1  Universitätsklinikum Homburg, HNO, Homburg/S.
,
P Stahn
2  Uniklinikum Homburg/HNO, Homburg/S.
,
M Hinsberger
2  Uniklinikum Homburg/HNO, Homburg/S.
,
K Sorg
2  Uniklinikum Homburg/HNO, Homburg/S.
,
B Schick
2  Uniklinikum Homburg/HNO, Homburg/S.
,
G Wenzel
2  Uniklinikum Homburg/HNO, Homburg/S.
› Author Affiliations
This research has been funded by the European Research Council under the European Union's Seventh Framework Program (FP/2007 – 2013)/ERC Grant, LaserHearingAids: 311469
Further Information

Publication History

Publication Date:
18 April 2018 (online)

 

Introduction:

The optical stimulation of vibratory biological structures within the hearing organ offers a promising technology for a new generation of auditory prostheses. For the clinical use of laser-based hearing systems, biocompatibility is an essential requirement.

Methods:

In order to define the biocompatibility margins for the optoacoustic stimulation we irradiated “Normal Human Dermal Fibroblasts” (NHDF) in an in vitro-cell culture model. 532nm laser pulses were applied over a period of 2 minutes using our novel laser pulse amplitude modulation strategy. Following the irradiation, we assessed cell-viability (WST-1-Assay) and performed cytotoxicity testing (LDH-Assay) as well as fluorescence staining, in order to distinguish between necrotic, apoptotic and healthy cells. After the irradiation we performed further qPCR-analysis regarding the expression of 84 key player-genes for cytotoxicity and stress-response.

Results:

After irradiation with 199mW no significant cytotoxicity could be identified. However, after irradiation with 223mW cytotoxic effects due to laser-irradiation could be observed.
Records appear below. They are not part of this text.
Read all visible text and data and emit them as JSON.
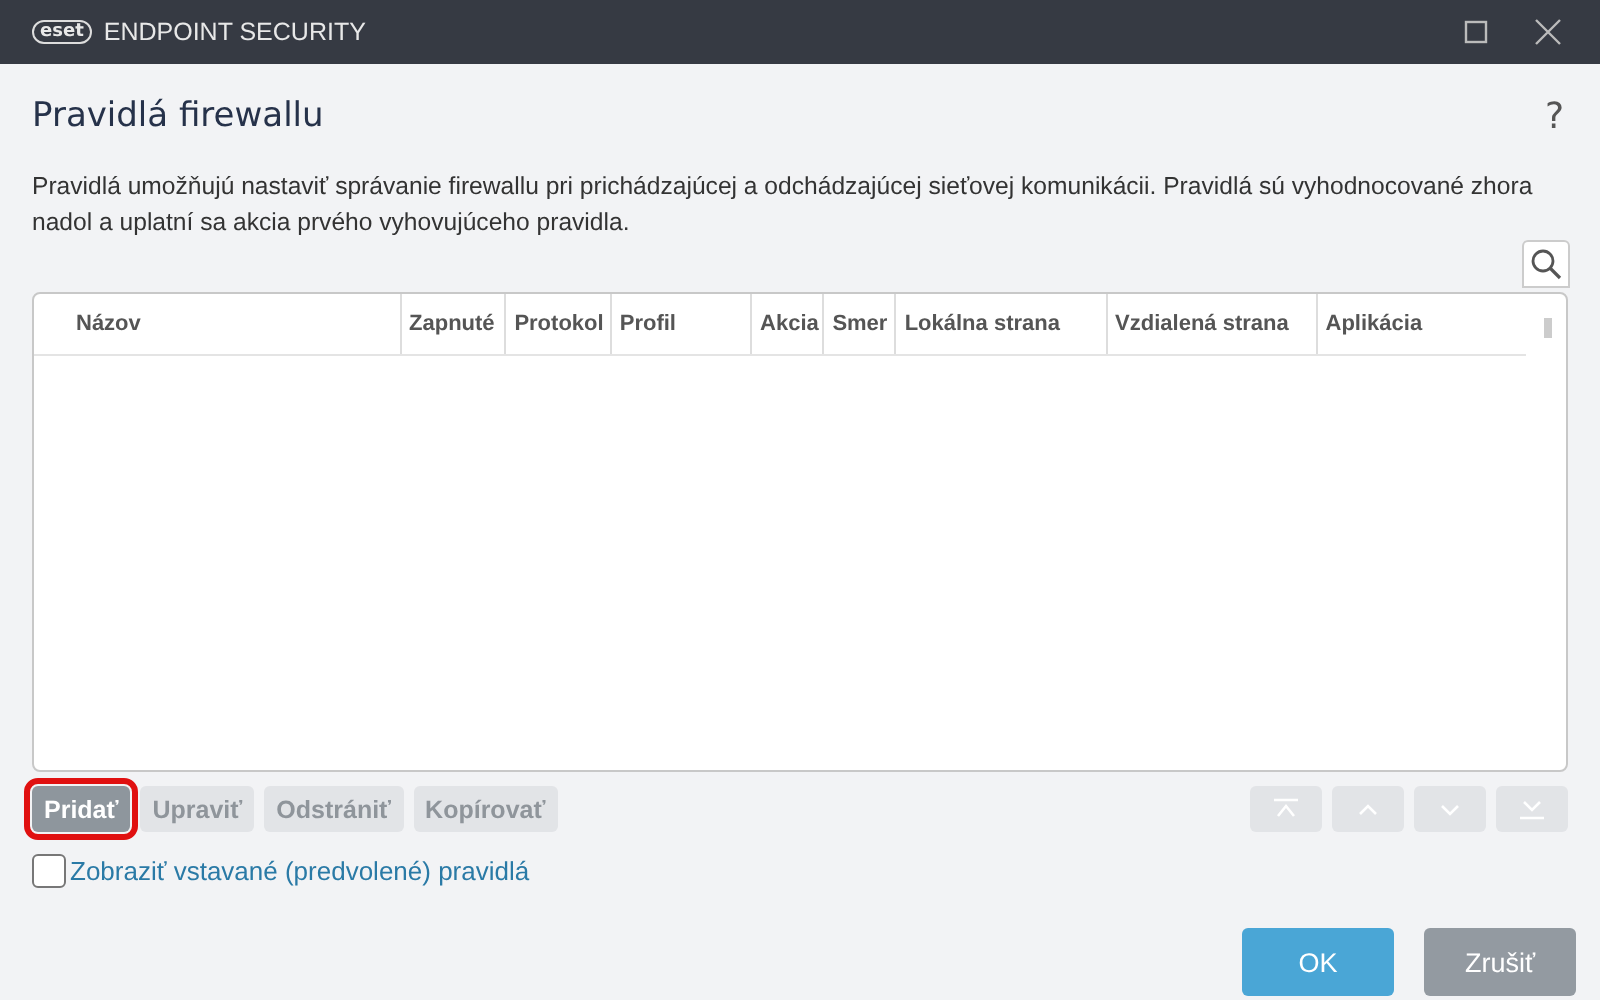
{
  "window": {
    "logo": "eset",
    "title": "ENDPOINT SECURITY"
  },
  "heading": "Pravidlá firewallu",
  "help": "?",
  "description": "Pravidlá umožňujú nastaviť správanie firewallu pri prichádzajúcej a odchádzajúcej sieťovej komunikácii. Pravidlá sú vyhodnocované zhora nadol a uplatní sa akcia prvého vyhovujúceho pravidla.",
  "table": {
    "columns": [
      {
        "label": "Názov",
        "kind": "wide"
      },
      {
        "label": "Zapnuté",
        "kind": "narrow"
      },
      {
        "label": "Protokol",
        "kind": "narrow"
      },
      {
        "label": "Profil",
        "kind": "medium"
      },
      {
        "label": "Akcia",
        "kind": "tiny"
      },
      {
        "label": "Smer",
        "kind": "tiny"
      },
      {
        "label": "Lokálna strana",
        "kind": "large"
      },
      {
        "label": "Vzdialená strana",
        "kind": "large"
      },
      {
        "label": "Aplikácia",
        "kind": "large"
      }
    ]
  },
  "actions": [
    {
      "label": "Pridať",
      "disabled": false,
      "highlighted": true
    },
    {
      "label": "Upraviť",
      "disabled": true,
      "highlighted": false
    },
    {
      "label": "Odstrániť",
      "disabled": true,
      "highlighted": false
    },
    {
      "label": "Kopírovať",
      "disabled": true,
      "highlighted": false
    }
  ],
  "move_buttons": [
    {
      "kind": "top",
      "disabled": true
    },
    {
      "kind": "up",
      "disabled": true
    },
    {
      "kind": "down",
      "disabled": true
    },
    {
      "kind": "bottom",
      "disabled": true
    }
  ],
  "show_builtin": {
    "label": "Zobraziť vstavané (predvolené) pravidlá",
    "checked": false
  },
  "footer": [
    {
      "label": "OK",
      "kind": "primary"
    },
    {
      "label": "Zrušiť",
      "kind": "secondary"
    }
  ]
}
Following the irradiation with a laser power of 199mW, being a level below the cytotoxic threshold, our qPCR-analysis revealed a significant up-regulation of the stress-responsive gene GADD45G.

Conclusion:

Our in-vitro data suggest that the first biocompatibility margin for our stimulation parameters can be found between 200mW and 223mW. Further studies are necessary to define the optimal parameters for the optoacoustic stimulation taking into account the up-regulation of the stress-responsive gene GADD45G as well.